The second thing I want to tell you is Governors understand that partisan politics doesn't have much to do with whether kids get educated, jobs get created, streets are safer, if you're doing your job right. You need someone who can unify people; someone who believes that we don't have a person to waste, that we cannot afford to be divided; someone who will tell you hard truths but tell you hard truths in a way that will bring us together, not tear us apart; and you also need someone with an eye on the future.

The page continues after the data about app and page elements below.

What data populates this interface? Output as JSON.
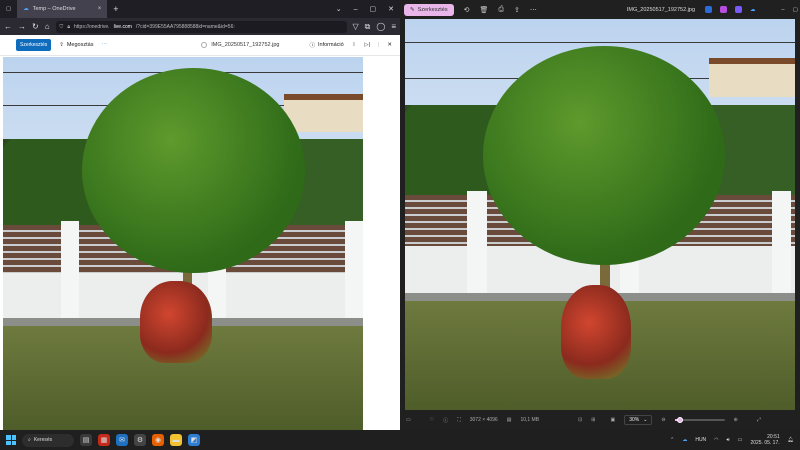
{
  "browser": {
    "tab_title": "Temp – OneDrive",
    "url_text": "https://onedrive.",
    "url_domain": "live.com",
    "url_rest": "/?cid=399E55AA795888588id=name&id=56:",
    "onedrive_toolbar": {
      "edit_label": "Szerkesztés",
      "share_label": "Megosztás",
      "more_label": "⋯",
      "filename": "IMG_20250517_192752.jpg",
      "info_label": "Információ"
    }
  },
  "photos_app": {
    "edit_label": "Szerkesztés",
    "filename": "IMG_20250517_192752.jpg",
    "dimensions": "3072 × 4096",
    "file_size": "10,1 MB",
    "zoom_value": "30%",
    "zoom_fraction": 0.1
  },
  "taskbar": {
    "search_label": "Keresés",
    "lang": "HUN",
    "time": "20:51",
    "date": "2025. 05. 17."
  },
  "colors": {
    "accent_blue": "#0f6cbd",
    "photos_accent": "#e9b6ea",
    "windows_blue": "#4cc2ff"
  }
}
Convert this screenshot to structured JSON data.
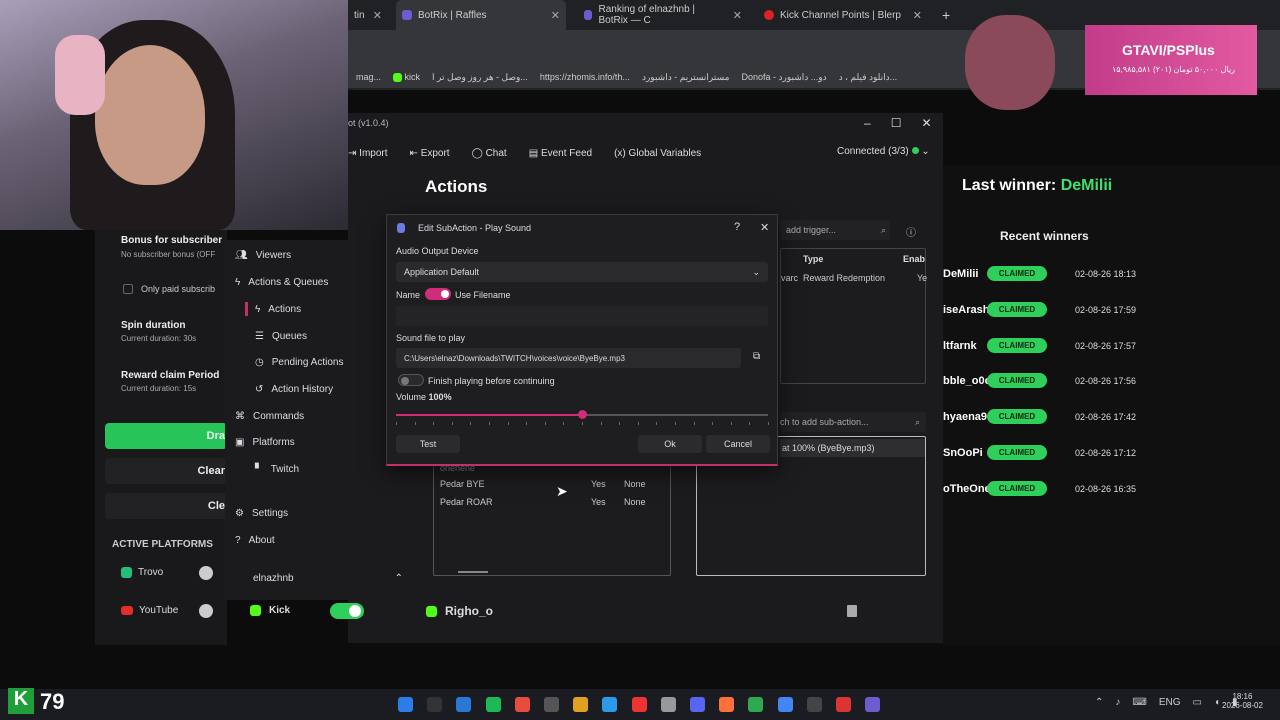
{
  "browser": {
    "tabs": [
      {
        "label": "BotRix | Raffles"
      },
      {
        "label": "Ranking of elnazhnb | BotRix — C"
      },
      {
        "label": "Kick Channel Points | Blerp"
      }
    ],
    "partial_tab": "tin",
    "bookmarks": [
      "kick",
      "وصل - هر روز وصل تر ا...",
      "https://zhomis.info/th...",
      "مسترانستریم - داشبورد",
      "Donofa - دو... داشبورد",
      "دانلود فیلم ، د..."
    ],
    "partial_left_text": "mag..."
  },
  "banner": {
    "title": "GTAVI/PSPlus",
    "subtitle": "۱۵,۹۸۵,۵۸۱ ریال ۵۰,۰۰۰ تومان (۲۰۱)"
  },
  "botapp": {
    "title_partial": "ot (v1.0.4)",
    "menu": [
      "Import",
      "Export",
      "Chat",
      "Event Feed",
      "Global Variables"
    ],
    "connected": "Connected (3/3)",
    "page_title": "Actions"
  },
  "sidebar": {
    "items": [
      "Viewers",
      "Actions & Queues",
      "Actions",
      "Queues",
      "Pending Actions",
      "Action History",
      "Commands",
      "Platforms",
      "Twitch",
      "Settings",
      "About"
    ],
    "user": "elnazhnb",
    "kick": "Kick"
  },
  "leftpanel": {
    "bonus_title": "Bonus for subscriber",
    "bonus_sub": "No subscriber bonus (OFF",
    "only_paid": "Only paid subscrib",
    "spin_title": "Spin duration",
    "spin_sub": "Current duration: 30s",
    "claim_title": "Reward claim Period",
    "claim_sub": "Current duration: 15s",
    "draw_btn": "Dra",
    "clear_btn": "Clear",
    "clear2_btn": "Cle",
    "active_platforms": "ACTIVE PLATFORMS",
    "trovo": "Trovo",
    "youtube": "YouTube"
  },
  "dialog": {
    "title": "Edit SubAction - Play Sound",
    "help": "?",
    "close": "✕",
    "audio_label": "Audio Output Device",
    "audio_value": "Application Default",
    "name_label": "Name",
    "use_filename": "Use Filename",
    "sound_label": "Sound file to play",
    "sound_path": "C:\\Users\\elnaz\\Downloads\\TWITCH\\voices\\voice\\ByeBye.mp3",
    "finish_label": "Finish playing before continuing",
    "volume_label": "Volume",
    "volume_value": "100%",
    "volume_slider_fraction": 0.5,
    "test": "Test",
    "ok": "Ok",
    "cancel": "Cancel"
  },
  "actions_table": {
    "rows": [
      {
        "name": "Pedar BYE",
        "enabled": "Yes",
        "group": "None"
      },
      {
        "name": "Pedar ROAR",
        "enabled": "Yes",
        "group": "None"
      }
    ],
    "partial_row": "onehene"
  },
  "triggers": {
    "search_placeholder": "add trigger...",
    "col_type": "Type",
    "col_enabled": "Enab",
    "row_partial": "varc",
    "row_type": "Reward Redemption",
    "row_enabled": "Ye"
  },
  "subactions": {
    "search_placeholder": "ch to add sub-action...",
    "row": "at 100% (ByeBye.mp3)"
  },
  "bottom_bar": {
    "name": "Righo_o"
  },
  "raffle": {
    "last_winner_label": "Last winner:",
    "last_winner": "DeMilii",
    "recent_title": "Recent winners",
    "winners": [
      {
        "name": "DeMilii",
        "status": "CLAIMED",
        "date": "02-08-26 18:13"
      },
      {
        "name": "iseArash",
        "status": "CLAIMED",
        "date": "02-08-26 17:59"
      },
      {
        "name": "ltfarnk",
        "status": "CLAIMED",
        "date": "02-08-26 17:57"
      },
      {
        "name": "bble_o0o",
        "status": "CLAIMED",
        "date": "02-08-26 17:56"
      },
      {
        "name": "hyaena9",
        "status": "CLAIMED",
        "date": "02-08-26 17:42"
      },
      {
        "name": "SnOoPi",
        "status": "CLAIMED",
        "date": "02-08-26 17:12"
      },
      {
        "name": "oTheOne",
        "status": "CLAIMED",
        "date": "02-08-26 16:35"
      }
    ]
  },
  "taskbar": {
    "clock_time": "18:16",
    "clock_date": "2026-08-02",
    "lang": "ENG",
    "stream_count": "79"
  },
  "colors": {
    "accent": "#c0306a",
    "green": "#2fcf5b",
    "raffle_green": "#3fe06b"
  }
}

This man I know well. He was the first member of your delegation to endorse my candidacy. I hope that doesn't hurt him here this year. And I can tell you, he will be a Governor you can be proud of. He will unite the people of this State, not divide them. And he will always be thinking about the future. We are living in a time when the average person will change jobs seven times in a lifetime. We cannot afford people to ever, ever, ever forget about the fact that politics can never be about what works in the moment. We have to be thinking about tomorrow. So I say to you: I want you to elect him Governor. I want you to elect Bob Carr Senator. I want you to return these Members of the House delegation, without whom this economic recovery would not be underway.

Every one of them will be attacked by their Republican opponents as being the same old tax-and-spend, blah, blah, blah, blah. [Laughter] The truth is, the crowd that was in there before in all the Reagan years and the Bush years, they cut taxes on the rich, raised taxes on the middle class, exploded the deficit, and the economy went downhill, and ignored things like what was happening to the auto industry.

We have an economic strategy. It includes fair taxation, but we're bringing the deficit down, investing in education and training, building the economy, and looking toward the future. I think that's what the American people want us to do. If they know what the record is, these people will all be returned. You make sure they know.

Thank you, and God bless you.

NOTE: The President spoke at 6:08 p.m. at the Westin Hotel. In his remarks, the President referred to Mayor Dennis Archer of Detroit and Michigan Democratic gubernatorial candidate Howard Wolpe.

William J. Clinton, Remarks at a Democratic Party Reception in Detroit Online by Gerhard Peters and John T. Woolley, The American Presidency Project

Filed Under





Simple Search of Our Archives